I understand the whole proof but am quite perplexed by the statement:

"We need only keep terms of order $$\varepsilon$$. This implies keeping second-order terms in $$\eta$$."

I cannot figure out how it is implied other than wishful thinking that we need a first-order derivative wrt $$t$$ and a second-order derivative wrt $$x$$.

Why is the wavefunction expanded keeping the terms to the first order in $$\varepsilon$$ while to the second order in $$\eta$$?

• Anyone without the book is completely lost and it is not clear what you are asking. Note that questions (and answers) must be self-contained and useful for other users, a broader audience, too. You should a) give a more detailed reference (book title, authors, edition, chapter, page, equations numbers) and b) provide context, and type the relevant passage (using MathJax, not screenshots). Commented Jul 5 at 20:50

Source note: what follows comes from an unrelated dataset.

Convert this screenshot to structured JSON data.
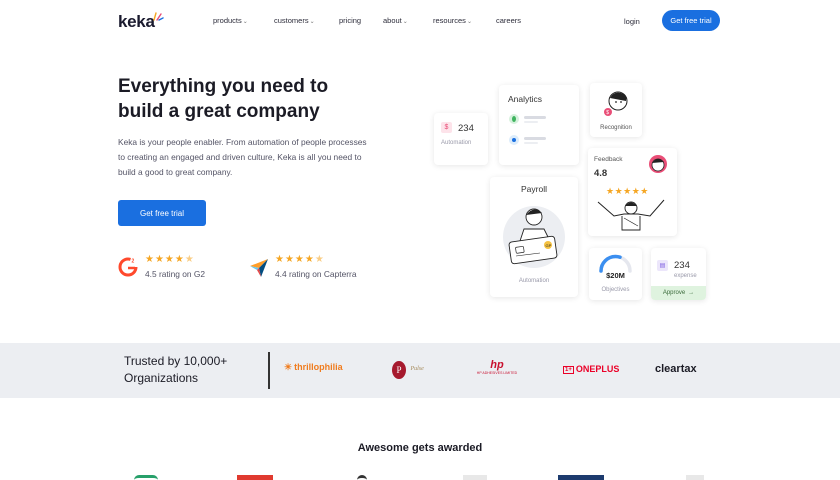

Briefly speaking, it follows from dimensional analysis that higher-order terms $${\cal O}(\eta^{n\geq 3})$$ will [after the Gaussian $$\eta$$-integration (4.5)] only produce higher-orders terms $${\cal O}(\epsilon^{n/2})$$, which are not important as $$\epsilon\to 0$$.